In 2006 and 2007, British and South African authorities have also helped Nigeria recover US $ 17.7 million from illegal gains made by the governor of the oil-rich state of Bayelsa. On December 17, 2019, the “Al-Jazeera” report mentioned how Angola recovered more than $ 5 billion in stolen assets. In the case of Pakistan, Prime Minister Imran Khan actually appealed to global platforms like the United Nations-led high-level panel on “International Financial Accountability, Transparency and Integrity for Achieving the 2030 Development Agenda” that stole assets of developing countries, which have been kept with safe offshore tax havens in particular, must be returned to the poor countries which have been robbed of impunity by their rulers and other powerful men. He has insisted since September 24, 2020, that a staggering sum of at least one trillion dollars is being spent annually by white-collar criminals, adding that any amount between US $ 20 billion and $ 40 billion is in bribes and kickbacks. accepted by the corrupt elements who presided over the affairs.
Pakistan’s head of government has repeatedly stated in the past that while $ 7 trillion in stolen assets is parked in this secure tax haven, an estimated $ 500 billion to 600 billion are lost annually as a result of tax evasion by multinational corporations. On 24 September 2020, Imran urged the world by saying: “The bleeding of the poor and developing countries must stop. The international community must take firm action.” A month later, on 24 October 2020, Pakistan again urged the international community to ensure that the assets of the stolen developing countries were returned to them.
In a statement before the Sixth Committee, the UN General Assembly’s main legal forum, Pakistan, has demanded a mandatory framework to combat bad practices, such as diversion of profits to avoid taxation. The Pakistani representative attending the debate argued: “The figures for wealth stolen from corrupt practices, including bribery, tax evasion and money laundering, are staggering – around $ 2.6 trillion per year.”

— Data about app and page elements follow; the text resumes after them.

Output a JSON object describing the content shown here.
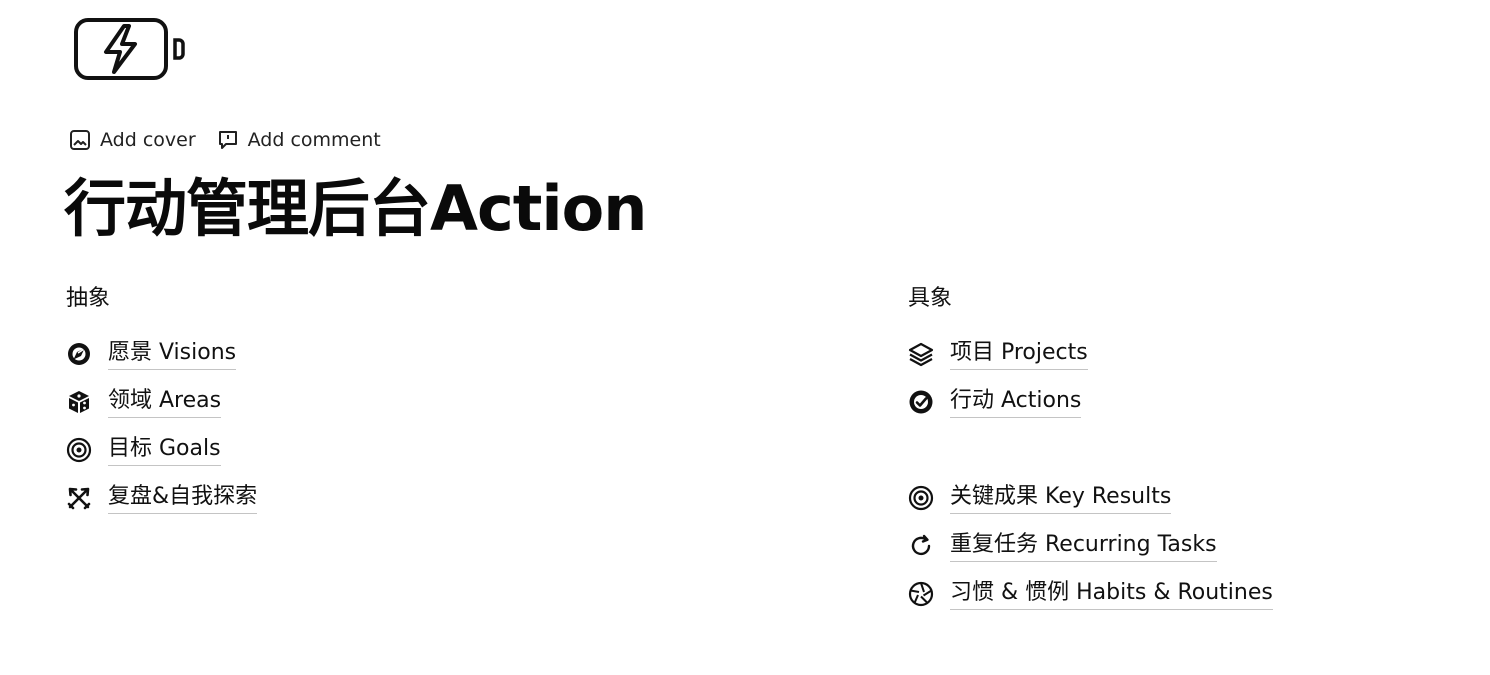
{
  "page": {
    "icon": "battery-charging-icon",
    "controls": {
      "add_cover": "Add cover",
      "add_comment": "Add comment"
    },
    "title": "行动管理后台Action"
  },
  "left_column": {
    "heading": "抽象",
    "links": [
      {
        "icon": "compass-icon",
        "label": "愿景 Visions"
      },
      {
        "icon": "cube-icon",
        "label": "领域 Areas"
      },
      {
        "icon": "target-icon",
        "label": "目标 Goals"
      },
      {
        "icon": "crossed-swords-icon",
        "label": "复盘&自我探索"
      }
    ]
  },
  "right_column": {
    "heading": "具象",
    "links_top": [
      {
        "icon": "layers-icon",
        "label": "项目 Projects"
      },
      {
        "icon": "check-circle-icon",
        "label": "行动 Actions"
      }
    ],
    "links_bottom": [
      {
        "icon": "target-icon",
        "label": "关键成果 Key Results"
      },
      {
        "icon": "refresh-icon",
        "label": "重复任务 Recurring Tasks"
      },
      {
        "icon": "aperture-icon",
        "label": "习惯 & 惯例 Habits & Routines"
      }
    ]
  }
}
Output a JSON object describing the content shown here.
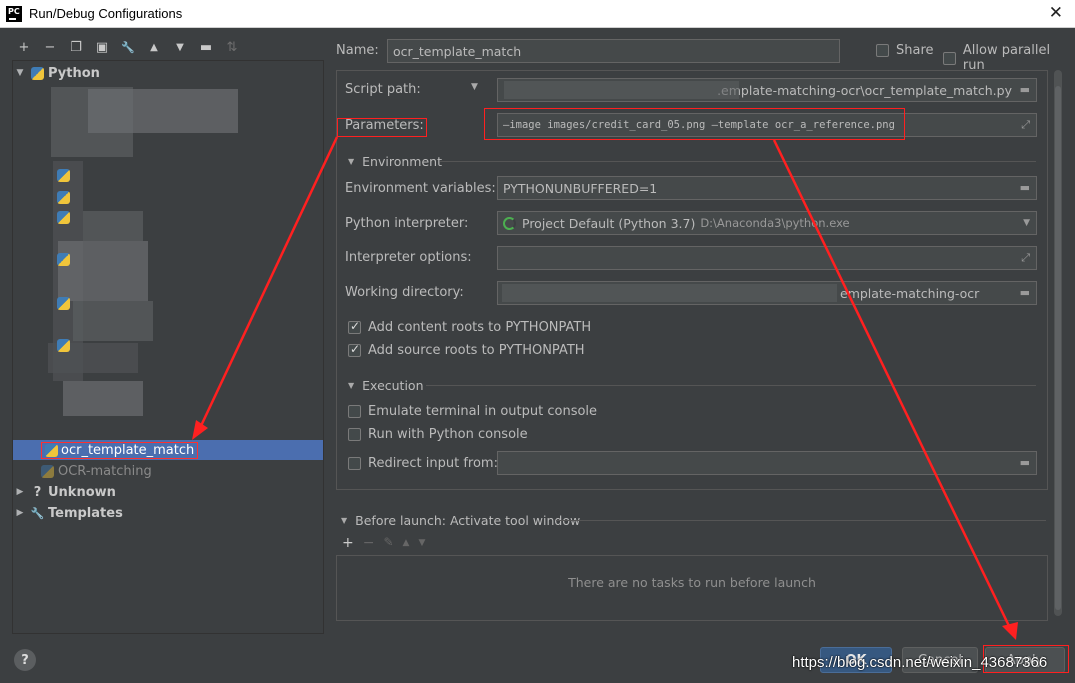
{
  "window": {
    "title": "Run/Debug Configurations",
    "icon_text": "PC",
    "close_glyph": "✕"
  },
  "toolbar": {
    "icons": [
      "add-icon",
      "remove-icon",
      "copy-icon",
      "save-icon",
      "wrench-icon",
      "move-up-icon",
      "move-down-icon",
      "folder-add-icon",
      "sort-icon"
    ],
    "glyphs": {
      "add": "+",
      "remove": "−",
      "copy": "❐",
      "save": "▣",
      "wrench": "🔧",
      "up": "▲",
      "down": "▼",
      "folder": "▬",
      "sort": "⇅"
    }
  },
  "tree": {
    "python_label": "Python",
    "selected_item": "ocr_template_match",
    "second_item": "OCR-matching",
    "unknown_label": "Unknown",
    "templates_label": "Templates",
    "expand_glyph": "▼",
    "collapse_glyph": "▶",
    "question_glyph": "?",
    "wrench_glyph": "🔧"
  },
  "header": {
    "name_label": "Name:",
    "name_value": "ocr_template_match",
    "share_label": "Share",
    "parallel_label": "Allow parallel run"
  },
  "config": {
    "script_path_label": "Script path:",
    "script_path_value": ".emplate-matching-ocr\\ocr_template_match.py",
    "parameters_label": "Parameters:",
    "parameters_value": "—image images/credit_card_05.png —template ocr_a_reference.png",
    "environment_header": "Environment",
    "env_vars_label": "Environment variables:",
    "env_vars_value": "PYTHONUNBUFFERED=1",
    "interpreter_label": "Python interpreter:",
    "interpreter_value": "Project Default (Python 3.7)",
    "interpreter_path": "D:\\Anaconda3\\python.exe",
    "interp_options_label": "Interpreter options:",
    "working_dir_label": "Working directory:",
    "working_dir_value": "emplate-matching-ocr",
    "add_content_roots": "Add content roots to PYTHONPATH",
    "add_source_roots": "Add source roots to PYTHONPATH",
    "execution_header": "Execution",
    "emulate_terminal": "Emulate terminal in output console",
    "run_with_console": "Run with Python console",
    "redirect_input": "Redirect input from:",
    "dropdown_glyph": "▼",
    "folder_glyph": "▬",
    "expand_glyph": "⤢"
  },
  "before_launch": {
    "header": "Before launch: Activate tool window",
    "empty_text": "There are no tasks to run before launch",
    "add_glyph": "+",
    "remove_glyph": "−",
    "edit_glyph": "✎",
    "up_glyph": "▲",
    "down_glyph": "▼"
  },
  "footer": {
    "ok_label": "OK",
    "cancel_label": "Cancel",
    "apply_label": "Apply",
    "help_glyph": "?",
    "watermark": "https://blog.csdn.net/weixin_43687366"
  },
  "colors": {
    "annotation_red": "#ff2020",
    "selection_blue": "#4b6eaf",
    "dialog_bg": "#3c3f41"
  }
}
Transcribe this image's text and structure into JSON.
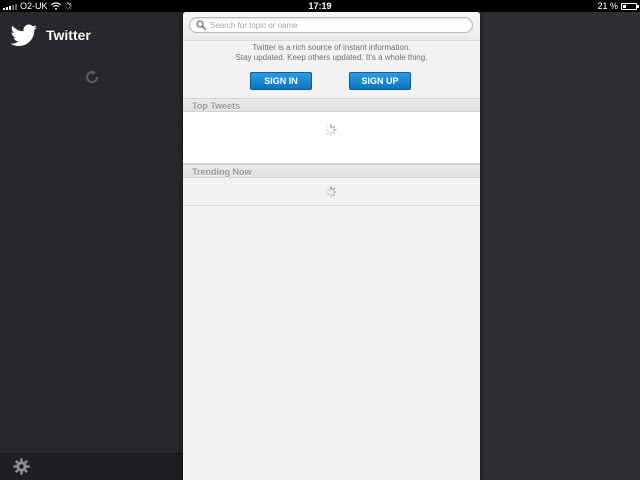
{
  "statusbar": {
    "carrier": "O2-UK",
    "time": "17:19",
    "battery_text": "21 %",
    "battery_level": 0.21
  },
  "sidebar": {
    "app_title": "Twitter",
    "icons": [
      "twitter-bird-icon",
      "refresh-icon",
      "gear-icon"
    ]
  },
  "panel": {
    "search": {
      "placeholder": "Search for topic or name",
      "value": ""
    },
    "intro_line1": "Twitter is a rich source of instant information.",
    "intro_line2": "Stay updated. Keep others updated. It's a whole thing.",
    "signin_label": "SIGN IN",
    "signup_label": "SIGN UP",
    "sections": [
      {
        "title": "Top Tweets",
        "state": "loading"
      },
      {
        "title": "Trending Now",
        "state": "loading"
      }
    ]
  },
  "colors": {
    "accent": "#1a8ad6",
    "sidebar_bg": "#26262b",
    "panel_bg": "#f2f2f2"
  }
}
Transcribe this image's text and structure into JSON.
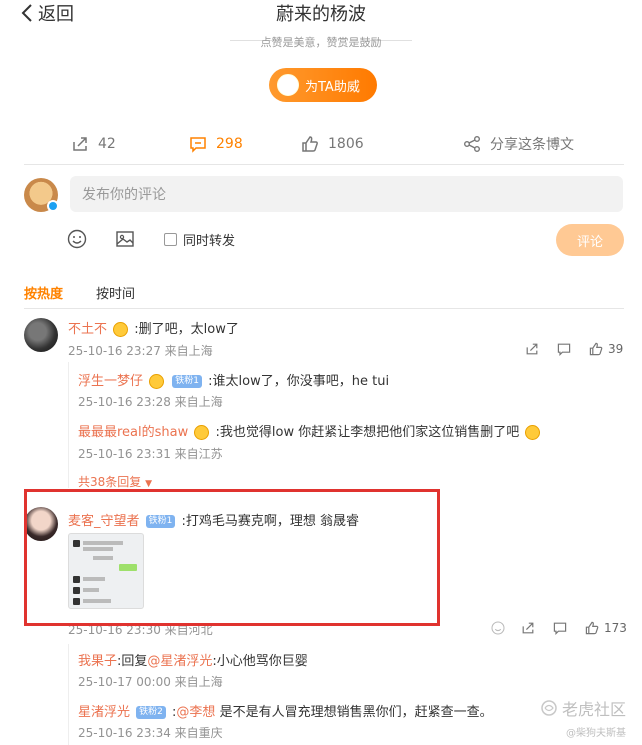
{
  "header": {
    "back_label": "返回",
    "title": "蔚来的杨波",
    "subline": "点赞是美意，赞赏是鼓励",
    "boost_label": "为TA助威"
  },
  "actions": {
    "forward_count": "42",
    "comment_count": "298",
    "like_count": "1806",
    "share_label": "分享这条博文"
  },
  "composer": {
    "placeholder": "发布你的评论",
    "repost_label": "同时转发",
    "submit_label": "评论"
  },
  "sort": {
    "hot_label": "按热度",
    "time_label": "按时间"
  },
  "comments": [
    {
      "user": "不土不",
      "text": ":删了吧，太low了",
      "meta": "25-10-16 23:27 来自上海",
      "likes": "39",
      "replies": [
        {
          "user": "浮生一梦仔",
          "badge": "铁粉1",
          "text": ":谁太low了，你没事吧，he tui",
          "meta": "25-10-16 23:28 来自上海"
        },
        {
          "user": "最最最real的shaw",
          "text": ":我也觉得low 你赶紧让李想把他们家这位销售删了吧",
          "meta": "25-10-16 23:31 来自江苏"
        }
      ],
      "more_label": "共38条回复"
    },
    {
      "user": "麦客_守望者",
      "badge": "铁粉1",
      "text": ":打鸡毛马赛克啊，理想 翁晟睿",
      "meta": "25-10-16 23:30 来自河北",
      "likes": "173",
      "replies": [
        {
          "user": "我果子",
          "text_pre": ":回复",
          "mention": "@星渚浮光",
          "text": ":小心他骂你巨婴",
          "meta": "25-10-17 00:00 来自上海"
        },
        {
          "user": "星渚浮光",
          "badge": "铁粉2",
          "mention": "@李想",
          "text": " 是不是有人冒充理想销售黑你们，赶紧查一查。",
          "meta": "25-10-16 23:34 来自重庆"
        }
      ]
    }
  ],
  "watermark": {
    "main": "老虎社区",
    "sub": "@柴狗夫斯基"
  },
  "colors": {
    "accent": "#ff8200",
    "username": "#eb7350",
    "highlight_box": "#e0332f"
  }
}
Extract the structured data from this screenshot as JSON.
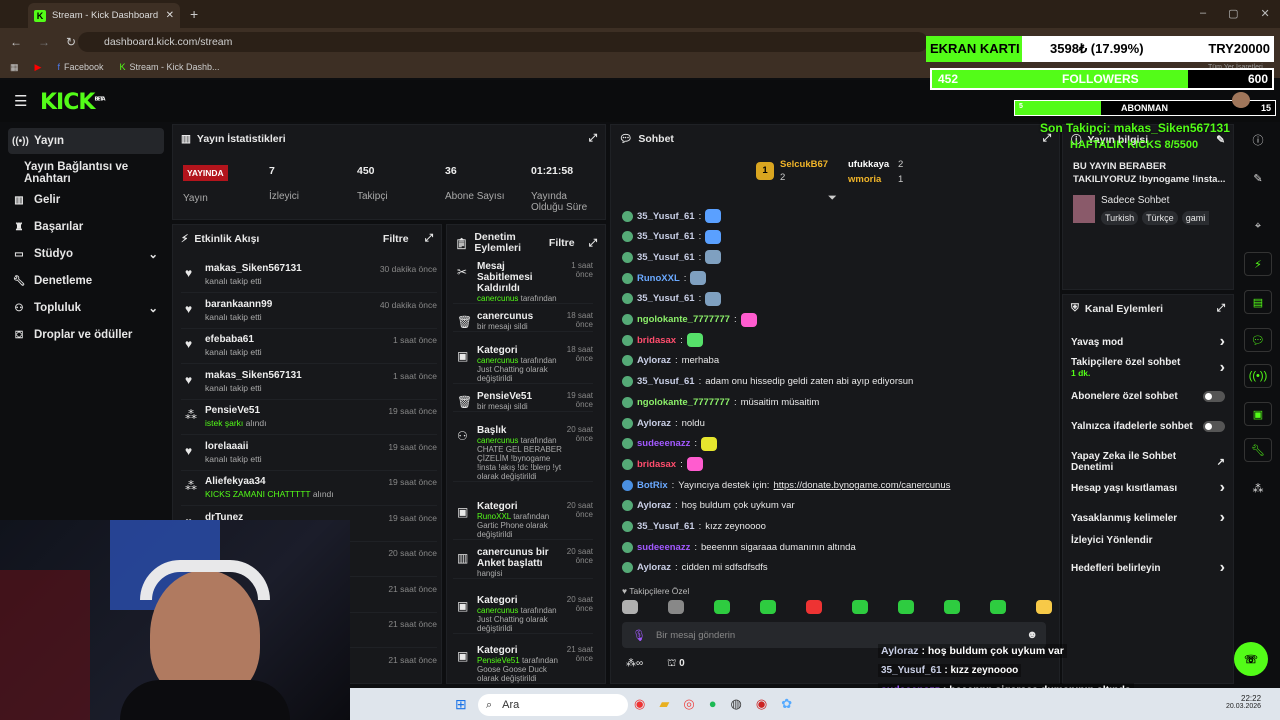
{
  "browser": {
    "tab_title": "Stream - Kick Dashboard",
    "url": "dashboard.kick.com/stream",
    "bookmarks": [
      "Facebook",
      "Stream - Kick Dashb..."
    ],
    "all_bookmarks": "Tüm Yer İşaretleri"
  },
  "app": {
    "logo": "KICK",
    "beta": "BETA"
  },
  "sidebar": {
    "items": [
      {
        "label": "Yayın",
        "icon": "broadcast-icon"
      },
      {
        "label": "Yayın Bağlantısı ve Anahtarı"
      },
      {
        "label": "Gelir",
        "icon": "chart-icon"
      },
      {
        "label": "Başarılar",
        "icon": "trophy-icon"
      },
      {
        "label": "Stüdyo",
        "icon": "studio-icon"
      },
      {
        "label": "Denetleme",
        "icon": "wrench-icon"
      },
      {
        "label": "Topluluk",
        "icon": "people-icon"
      },
      {
        "label": "Droplar ve ödüller",
        "icon": "gift-icon"
      }
    ]
  },
  "stats": {
    "title": "Yayın İstatistikleri",
    "live": "YAYINDA",
    "live_label": "Yayın",
    "viewers": "7",
    "viewers_label": "İzleyici",
    "followers": "450",
    "followers_label": "Takipçi",
    "subs": "36",
    "subs_label": "Abone Sayısı",
    "uptime": "01:21:58",
    "uptime_label": "Yayında Olduğu Süre"
  },
  "activity": {
    "title": "Etkinlik Akışı",
    "filter": "Filtre",
    "items": [
      {
        "name": "makas_Siken567131",
        "sub": "kanalı takip etti",
        "time": "30 dakika önce"
      },
      {
        "name": "barankaann99",
        "sub": "kanalı takip etti",
        "time": "40 dakika önce"
      },
      {
        "name": "efebaba61",
        "sub": "kanalı takip etti",
        "time": "1 saat önce"
      },
      {
        "name": "makas_Siken567131",
        "sub": "kanalı takip etti",
        "time": "1 saat önce"
      },
      {
        "name": "PensieVe51",
        "sub_g": "istek şarkı",
        "sub": "alındı",
        "time": "19 saat önce"
      },
      {
        "name": "lorelaaaii",
        "sub": "kanalı takip etti",
        "time": "19 saat önce"
      },
      {
        "name": "Aliefekyaa34",
        "sub_g": "KICKS ZAMANI CHATTTTT",
        "sub": "alındı",
        "time": "19 saat önce"
      },
      {
        "name": "drTunez",
        "sub": "",
        "time": "19 saat önce"
      }
    ],
    "extra_times": [
      "20 saat önce",
      "21 saat önce",
      "21 saat önce",
      "21 saat önce"
    ]
  },
  "modlog": {
    "title": "Denetim Eylemleri",
    "filter": "Filtre",
    "items": [
      {
        "name": "Mesaj Sabitlemesi Kaldırıldı",
        "sub_g": "canercunus",
        "sub": "tarafından",
        "time": "1 saat önce"
      },
      {
        "name": "canercunus",
        "sub": "bir mesajı sildi",
        "time": "18 saat önce"
      },
      {
        "name": "Kategori",
        "sub_g": "canercunus",
        "sub": "tarafından Just Chatting olarak değiştirildi",
        "time": "18 saat önce"
      },
      {
        "name": "PensieVe51",
        "sub": "bir mesajı sildi",
        "time": "19 saat önce"
      },
      {
        "name": "Başlık",
        "sub_g": "canercunus",
        "sub": "tarafından CHATE GEL BERABER ÇİZELİM !bynogame !insta !akış !dc !blerp !yt olarak değiştirildi",
        "time": "20 saat önce"
      },
      {
        "name": "Kategori",
        "sub_g": "RunoXXL",
        "sub": "tarafından Gartic Phone olarak değiştirildi",
        "time": "20 saat önce"
      },
      {
        "name": "canercunus bir Anket başlattı",
        "sub": "hangisi",
        "time": "20 saat önce"
      },
      {
        "name": "Kategori",
        "sub_g": "canercunus",
        "sub": "tarafından Just Chatting olarak değiştirildi",
        "time": "20 saat önce"
      },
      {
        "name": "Kategori",
        "sub_g": "PensieVe51",
        "sub": "tarafından Goose Goose Duck olarak değiştirildi",
        "time": "21 saat önce"
      }
    ]
  },
  "chat": {
    "title": "Sohbet",
    "top": [
      {
        "name": "SelcukB67",
        "count": "2"
      },
      {
        "name": "ufukkaya",
        "count": "2"
      },
      {
        "name": "wmoria",
        "count": "1"
      }
    ],
    "messages": [
      {
        "user": "35_Yusuf_61",
        "text": ""
      },
      {
        "user": "35_Yusuf_61",
        "text": ""
      },
      {
        "user": "35_Yusuf_61",
        "text": ""
      },
      {
        "user": "RunoXXL",
        "text": ""
      },
      {
        "user": "35_Yusuf_61",
        "text": ""
      },
      {
        "user": "ngolokante_7777777",
        "text": ""
      },
      {
        "user": "bridasax",
        "text": ""
      },
      {
        "user": "Ayloraz",
        "text": "merhaba"
      },
      {
        "user": "35_Yusuf_61",
        "text": "adam onu hissedip geldi zaten abi ayıp ediyorsun"
      },
      {
        "user": "ngolokante_7777777",
        "text": "müsaitim müsaitim"
      },
      {
        "user": "Ayloraz",
        "text": "noldu"
      },
      {
        "user": "sudeeenazz",
        "text": ""
      },
      {
        "user": "bridasax",
        "text": ""
      },
      {
        "user": "BotRix",
        "text": "Yayıncıya destek için: ",
        "link": "https://donate.bynogame.com/canercunus"
      },
      {
        "user": "Ayloraz",
        "text": "hoş buldum çok uykum var"
      },
      {
        "user": "35_Yusuf_61",
        "text": "kızz zeynoooo"
      },
      {
        "user": "sudeeenazz",
        "text": "beeennn sigaraaa dumanının altında"
      },
      {
        "user": "Ayloraz",
        "text": "cidden mi sdfsdfsdfs"
      }
    ],
    "followers_only": "Takipçilere Özel",
    "placeholder": "Bir mesaj gönderin",
    "points": "0"
  },
  "info": {
    "title": "Yayın bilgisi",
    "text": "BU YAYIN BERABER TAKILIYORUZ !bynogame !insta...",
    "category": "Sadece Sohbet",
    "tags": [
      "Turkish",
      "Türkçe",
      "gami"
    ]
  },
  "channel": {
    "title": "Kanal Eylemleri",
    "items": [
      {
        "label": "Yavaş mod",
        "type": "arrow"
      },
      {
        "label": "Takipçilere özel sohbet",
        "sub": "1 dk.",
        "type": "arrow"
      },
      {
        "label": "Abonelere özel sohbet",
        "type": "toggle"
      },
      {
        "label": "Yalnızca ifadelerle sohbet",
        "type": "toggle"
      },
      {
        "label": "Yapay Zeka ile Sohbet Denetimi",
        "type": "ext"
      },
      {
        "label": "Hesap yaşı kısıtlaması",
        "type": "arrow"
      },
      {
        "label": "Yasaklanmış kelimeler",
        "type": "arrow"
      },
      {
        "label": "İzleyici Yönlendir",
        "type": "none"
      },
      {
        "label": "Hedefleri belirleyin",
        "type": "arrow"
      }
    ]
  },
  "overlay": {
    "gpu_label": "EKRAN KARTI",
    "gpu_value": "3598₺ (17.99%)",
    "gpu_goal": "TRY20000",
    "followers_current": "452",
    "followers_label": "FOLLOWERS",
    "followers_goal": "600",
    "followers_progress": 0.753,
    "subs_current": "5",
    "subs_label": "ABONMAN",
    "subs_goal": "15",
    "last_follower": "Son Takipçi: makas_Siken567131",
    "weekly": "HAFTALIK KICKS 8/5500",
    "chat": [
      {
        "user": "Ayloraz",
        "text": "hoş buldum çok uykum var"
      },
      {
        "user": "35_Yusuf_61",
        "text": "kızz zeynoooo"
      },
      {
        "user": "sudeeenazz",
        "text": "beeennn sigaraaa dumanının altında"
      },
      {
        "user": "Ayloraz",
        "text": "cidden mi sdfsdfsdfs"
      }
    ]
  },
  "taskbar": {
    "search": "Ara",
    "time": "22:22",
    "date": "20.03.2026"
  }
}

A few days earlier, a United Nations panel had reported: “The government loses up to $ 600 billion in annual tax revenues for the diversion of foreign profits by multinational companies, in addition to illegal monetary flows that damage developing countries’ economies.”